After James Fayed filed for divorce in October 2007, he and his wife started fighting bitterly over their jointly owned businesses, according to documents filed in the case.


Divorce records show that James Fayed sought a restraining order to keep Pamela away from Goldfinger’s Camarillo office and to restrict her access to company records. A court commissioner ruled that the couple did not have to produce or make public documents relating to “Alishtari (and subsequent FBI investigation).”

Pamela Fayed asked the court to “join” the businesses to the divorce, which would have removed them from James Fayed’s control as the divorce case proceeded. A hearing on the request was set for July 29, the day after Pamela Fayed was killed.

“Jim is distraught over the loss of his wife and is concerned about his safety and that of his . . . daughter,” said James Fayed’s attorney, Mark Werksman. He declined to elaborate on why the husband and daughter might be in danger.

Pamela Fayed was slashed and stabbed repeatedly about 6:30 p.m. Monday, police said. Witnesses heard her screams and described the killer as a slender man in his 20s who was wearing a black hooded sweat shirt and fled in a red SUV, according to investigators.

The Fayeds’ firms function as wholesalers of precious metals and provide trading services to individuals who wish to invest in gold and silver without dealing with the costs of storing, insuring and transporting bullion.

Goldfinger and e-Bullion say they maintain their own bullion vaults in Los Angeles, Delaware, Switzerland and Australia.

The companies say they allow account holders to access their funds through wire transfers and even a debit card that can be used at an ATM to “convert gold to cash,” as an e-Bullion executive put it in a 2002 press release. Such arrangements typically appeal to people harboring strong doubts about the stability of the international monetary system and who believe they are insulating their wealth from a global collapse by tying it to the value of gold.
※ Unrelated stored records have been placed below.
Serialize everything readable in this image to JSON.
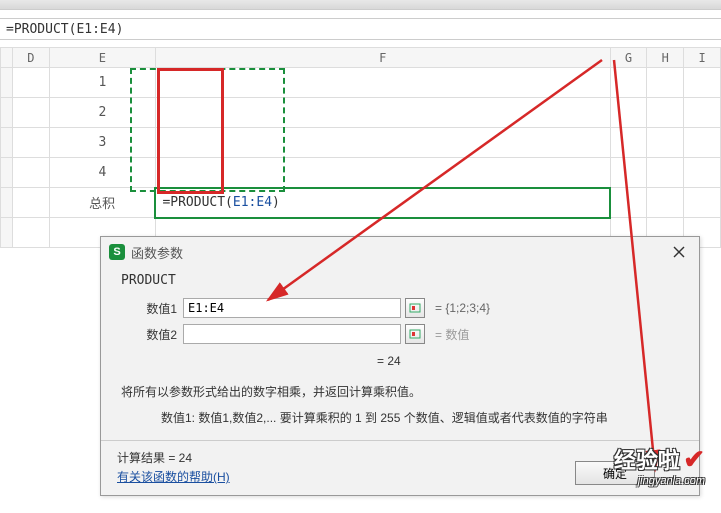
{
  "formula_bar": "=PRODUCT(E1:E4)",
  "columns": [
    "D",
    "E",
    "F",
    "G",
    "H",
    "I"
  ],
  "cells": {
    "e1": "1",
    "e2": "2",
    "e3": "3",
    "e4": "4",
    "e5": "总积",
    "f5_formula": "=PRODUCT(E1:E4)"
  },
  "dialog": {
    "title": "函数参数",
    "fn_name": "PRODUCT",
    "arg1_label": "数值1",
    "arg1_value": "E1:E4",
    "arg1_eval": "= {1;2;3;4}",
    "arg2_label": "数值2",
    "arg2_value": "",
    "arg2_placeholder": "数值",
    "arg2_eq_prefix": "= ",
    "result_line": "=  24",
    "desc_main": "将所有以参数形式给出的数字相乘，并返回计算乘积值。",
    "desc_sub": "数值1:  数值1,数值2,... 要计算乘积的 1 到 255 个数值、逻辑值或者代表数值的字符串",
    "calc_label": "计算结果 =  24",
    "help_link": "有关该函数的帮助(H)",
    "ok_button": "确定"
  },
  "watermark": {
    "line1": "经验啦",
    "line2": "jingyanla.com"
  }
}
In the divorce papers, Pamela Fayed said that the couple had bank accounts worth $12 million, plus stores of gold and silver kept in vaults.

Rick Copelan, president of Better Business Bureau for Santa Barbara, Ventura and San Luis Obispo counties, said the organization has given e-Bullion an F rating because of 16 unanswered complaints from customers over the last three years.

Copelan said he spoke to Pamela Fayed about the complaints, which included one from a customer who claimed to have lost $51,000 with the company. “They seem to have a pretty good pattern of problems,” Copelan said.

Meanwhile, court documents show that Pamela Fayed sought to obtain a restraining order in 2003 against Anthony Fayed, her brother-in-law, but her request was denied because of “insufficient facts.” She contended in court papers that he had harassed her and made “hateful racist remarks” after being fired from the family business.

In the court documents, James Fayed alleged that his wife “has a history of making false accusations.” He said that when he contemplated divorce in 2002, his wife threatened to retaliate by falsely claiming that he had assaulted her and had sexually assaulted one of their two daughters.




Times staff writers Scott Glover, Michael Hiltzik and Paul Pringle contributed to this report.